Leon Anthony Cerasi, 50, of the 5500 block of Pountsmonth Drive, Salida; Maria Robles San Cerasi, 30, of the 2300 block of Janna Avenue, Modesto; and Larry Lista, 68, of the 5300 block of Oxbow Court, Salida, were all arrested about 1:30 p.m. on the 5500 block of Pountsmouth Drive in Salida on May 23.

Jack Gage Schroll, 67, of the 2500 block of Martin Luther King Jr. Way, Oakland, was also arrested on the 700 block of 26th Street in Oakland on May 23.

On May 24, Michael Carlos Solorio, 46, of the 1400 block of Pecos Avenue, Modesto, was arrested on the 3200 block of Crownview Drive in Ceres.

On May 31, Tonya Adele Schroll, 63, was booked at the Calaveras County Jail lobby.

All except for Lista were charged with felony conspiracy charge, with Tonya Adele Scroll also having the additional felony charge of making a destructive device without a permit.

The suspects have been charged with a range of misdemeanors, including selling unclassed fireworks, unlawfully storing fireworks, giving fireworks to an unlicensed person, possession of fireworks without a permit, and violation of a state fire marshal fireworks regulation.

Solorio was additionally charged with transporting hazardous material and transportation of hazardous material without a placard.

“A lot of them have the same last name. There was definitely a connection, not only with family, but with people moving together and living together,” Mohler said. “They probably distributed statewide through this network. These people have been working together for a long time.”

Mohler described Jack Gage Schroll as the “head person” in the network that had “been in it the longest” over the known 30-year history of the group.

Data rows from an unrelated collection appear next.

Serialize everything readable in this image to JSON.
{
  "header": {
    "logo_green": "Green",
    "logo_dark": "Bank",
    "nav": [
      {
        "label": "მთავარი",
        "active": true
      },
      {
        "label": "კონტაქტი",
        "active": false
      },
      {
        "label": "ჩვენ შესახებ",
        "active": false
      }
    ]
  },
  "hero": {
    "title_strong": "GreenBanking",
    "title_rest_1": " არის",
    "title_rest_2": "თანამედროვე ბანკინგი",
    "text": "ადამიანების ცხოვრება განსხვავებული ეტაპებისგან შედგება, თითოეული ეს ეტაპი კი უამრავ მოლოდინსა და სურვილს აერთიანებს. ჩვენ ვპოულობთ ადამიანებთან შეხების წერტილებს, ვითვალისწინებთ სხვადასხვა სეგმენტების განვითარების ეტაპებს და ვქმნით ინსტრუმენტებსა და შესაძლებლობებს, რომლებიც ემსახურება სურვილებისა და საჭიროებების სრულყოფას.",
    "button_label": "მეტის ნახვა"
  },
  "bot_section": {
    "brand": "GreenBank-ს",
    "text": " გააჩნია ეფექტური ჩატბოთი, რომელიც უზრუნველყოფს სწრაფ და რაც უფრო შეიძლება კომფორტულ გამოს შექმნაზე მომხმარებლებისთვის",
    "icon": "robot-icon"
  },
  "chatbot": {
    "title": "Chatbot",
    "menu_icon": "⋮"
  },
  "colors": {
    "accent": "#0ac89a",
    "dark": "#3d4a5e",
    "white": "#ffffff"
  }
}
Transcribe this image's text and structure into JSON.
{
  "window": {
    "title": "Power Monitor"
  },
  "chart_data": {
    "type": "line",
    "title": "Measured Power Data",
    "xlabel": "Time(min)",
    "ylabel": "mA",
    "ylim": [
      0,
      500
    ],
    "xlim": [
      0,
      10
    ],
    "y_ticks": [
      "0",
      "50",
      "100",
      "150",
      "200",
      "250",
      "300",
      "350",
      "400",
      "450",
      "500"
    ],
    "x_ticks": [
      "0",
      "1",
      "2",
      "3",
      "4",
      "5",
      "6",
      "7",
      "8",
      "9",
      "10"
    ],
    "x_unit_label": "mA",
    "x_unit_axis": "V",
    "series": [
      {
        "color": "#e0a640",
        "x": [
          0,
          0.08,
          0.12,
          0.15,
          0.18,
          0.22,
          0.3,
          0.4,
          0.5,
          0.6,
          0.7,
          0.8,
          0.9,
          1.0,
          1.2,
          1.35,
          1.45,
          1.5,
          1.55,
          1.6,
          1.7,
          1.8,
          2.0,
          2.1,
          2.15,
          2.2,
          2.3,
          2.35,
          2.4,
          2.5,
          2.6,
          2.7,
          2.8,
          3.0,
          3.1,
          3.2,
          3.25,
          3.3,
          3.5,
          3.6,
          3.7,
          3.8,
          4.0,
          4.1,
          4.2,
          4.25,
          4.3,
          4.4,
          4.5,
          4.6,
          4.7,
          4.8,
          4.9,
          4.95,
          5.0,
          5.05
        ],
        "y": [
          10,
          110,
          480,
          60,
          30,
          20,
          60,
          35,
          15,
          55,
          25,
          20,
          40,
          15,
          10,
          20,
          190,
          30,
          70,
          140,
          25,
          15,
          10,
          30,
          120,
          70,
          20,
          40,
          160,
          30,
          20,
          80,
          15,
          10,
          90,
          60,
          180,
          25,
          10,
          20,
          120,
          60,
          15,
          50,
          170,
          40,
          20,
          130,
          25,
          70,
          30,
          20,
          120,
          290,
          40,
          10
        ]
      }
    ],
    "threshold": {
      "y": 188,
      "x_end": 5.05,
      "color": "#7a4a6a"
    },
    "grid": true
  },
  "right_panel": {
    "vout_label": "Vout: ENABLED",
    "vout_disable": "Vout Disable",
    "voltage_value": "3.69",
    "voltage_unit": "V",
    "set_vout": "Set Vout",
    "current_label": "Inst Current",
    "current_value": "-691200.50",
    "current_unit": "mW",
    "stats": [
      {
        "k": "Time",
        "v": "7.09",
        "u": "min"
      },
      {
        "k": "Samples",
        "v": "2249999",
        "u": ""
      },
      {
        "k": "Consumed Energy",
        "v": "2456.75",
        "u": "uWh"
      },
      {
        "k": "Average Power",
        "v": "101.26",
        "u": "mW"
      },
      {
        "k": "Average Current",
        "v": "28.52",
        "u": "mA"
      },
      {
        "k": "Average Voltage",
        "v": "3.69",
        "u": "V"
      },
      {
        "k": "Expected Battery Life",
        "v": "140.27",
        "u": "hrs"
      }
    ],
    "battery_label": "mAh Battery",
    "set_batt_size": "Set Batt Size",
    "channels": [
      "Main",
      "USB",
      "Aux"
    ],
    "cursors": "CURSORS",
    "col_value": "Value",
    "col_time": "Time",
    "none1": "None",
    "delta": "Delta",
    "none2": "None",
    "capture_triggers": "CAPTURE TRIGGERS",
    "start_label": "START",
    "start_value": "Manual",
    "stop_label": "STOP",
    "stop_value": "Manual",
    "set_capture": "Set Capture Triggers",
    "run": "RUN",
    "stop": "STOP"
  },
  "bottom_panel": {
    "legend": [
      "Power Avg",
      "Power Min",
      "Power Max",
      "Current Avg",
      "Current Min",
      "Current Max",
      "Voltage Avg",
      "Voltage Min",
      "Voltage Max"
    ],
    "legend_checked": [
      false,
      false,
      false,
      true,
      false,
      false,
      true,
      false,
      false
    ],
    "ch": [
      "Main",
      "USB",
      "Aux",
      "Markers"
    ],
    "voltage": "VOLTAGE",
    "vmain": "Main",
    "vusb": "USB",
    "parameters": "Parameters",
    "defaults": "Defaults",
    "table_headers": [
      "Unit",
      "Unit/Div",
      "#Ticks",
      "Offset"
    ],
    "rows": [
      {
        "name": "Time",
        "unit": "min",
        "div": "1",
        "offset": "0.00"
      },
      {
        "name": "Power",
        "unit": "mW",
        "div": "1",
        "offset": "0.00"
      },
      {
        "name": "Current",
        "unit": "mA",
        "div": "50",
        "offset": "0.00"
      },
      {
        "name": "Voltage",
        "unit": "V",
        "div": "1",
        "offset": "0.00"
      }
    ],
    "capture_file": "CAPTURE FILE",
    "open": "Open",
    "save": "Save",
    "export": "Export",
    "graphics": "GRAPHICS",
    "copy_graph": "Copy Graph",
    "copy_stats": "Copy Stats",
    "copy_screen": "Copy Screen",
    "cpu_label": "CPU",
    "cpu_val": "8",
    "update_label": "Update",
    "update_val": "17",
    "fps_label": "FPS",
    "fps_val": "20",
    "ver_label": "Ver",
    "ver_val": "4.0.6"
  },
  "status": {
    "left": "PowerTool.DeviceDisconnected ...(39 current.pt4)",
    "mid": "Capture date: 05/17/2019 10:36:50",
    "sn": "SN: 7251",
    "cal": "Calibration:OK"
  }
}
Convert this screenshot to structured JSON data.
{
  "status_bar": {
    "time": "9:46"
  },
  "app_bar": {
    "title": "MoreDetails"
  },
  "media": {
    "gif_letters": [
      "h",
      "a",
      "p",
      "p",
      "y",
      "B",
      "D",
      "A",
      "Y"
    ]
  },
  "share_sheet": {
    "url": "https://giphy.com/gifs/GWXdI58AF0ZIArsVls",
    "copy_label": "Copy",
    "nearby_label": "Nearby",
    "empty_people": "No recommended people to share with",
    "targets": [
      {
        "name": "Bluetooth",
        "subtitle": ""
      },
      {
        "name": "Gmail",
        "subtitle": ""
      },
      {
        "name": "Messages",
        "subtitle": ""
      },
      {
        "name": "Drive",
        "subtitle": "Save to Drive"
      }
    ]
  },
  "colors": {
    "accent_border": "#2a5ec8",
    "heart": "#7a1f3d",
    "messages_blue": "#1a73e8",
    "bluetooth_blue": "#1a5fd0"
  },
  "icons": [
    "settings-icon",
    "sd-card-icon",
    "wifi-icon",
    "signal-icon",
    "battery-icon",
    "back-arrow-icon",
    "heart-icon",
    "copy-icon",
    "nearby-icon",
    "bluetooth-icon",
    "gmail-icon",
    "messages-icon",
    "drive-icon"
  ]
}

Cal Fire law enforcement was assisted by the Bureau of Alcohol, Tobacco, Firearms and Explosives, the California Highway Patrol, the Calaveras County Sheriff’s Office, and the Stanislaus County District Attorney’s Office in the investigation, the press release said.

Mohler said the Calaveras County Sheriff’s Office was involved in the investigation and not only served warrants but was an “integral part of assisting with the investigation.”
Over three years ago, Cal Fire received a tip regarding illegal fireworks, Mohler said, and the investigation culminated in the warrant services and arrests in the past weeks.

The information gathering techniques involved would not be revealed until a trial, Mohler said. Cal Fire touted the seizure of the fireworks as an effort to crack down on illegal firework use and fires that result from their use, especially on the Independence Day holiday.

Fireworks account for two out of every five reported fires in the U.S. in a typical year, and fireworks start 18,500 fires (including 1,300 structure fires and 300 vehicle fires), cause three deaths, 40 civilian injuries and $43 million in property damage, during an average year, the press release stated.
The press release also stated that Gov. Jerry Brown’s administration is seeking a long-term funding fix with the California Legislature for the disposal of confiscated illegal fireworks, and included a proposal to increase funding for abatement efforts in the May budget revision.
“It definitely had an impact. It’s such an issue that, even though it’s a large seizure, we’re putting a dent but were also sending a message,” Mohler said. “If you are caught using illegal fireworks, either purchasing or lighting them off, you can get anything from a ticket to being arrested and serving jail time.”

Contact Giuseppe Ricapito at (209) 588-4526 or . Follow him on Twitter @gsepinsonora.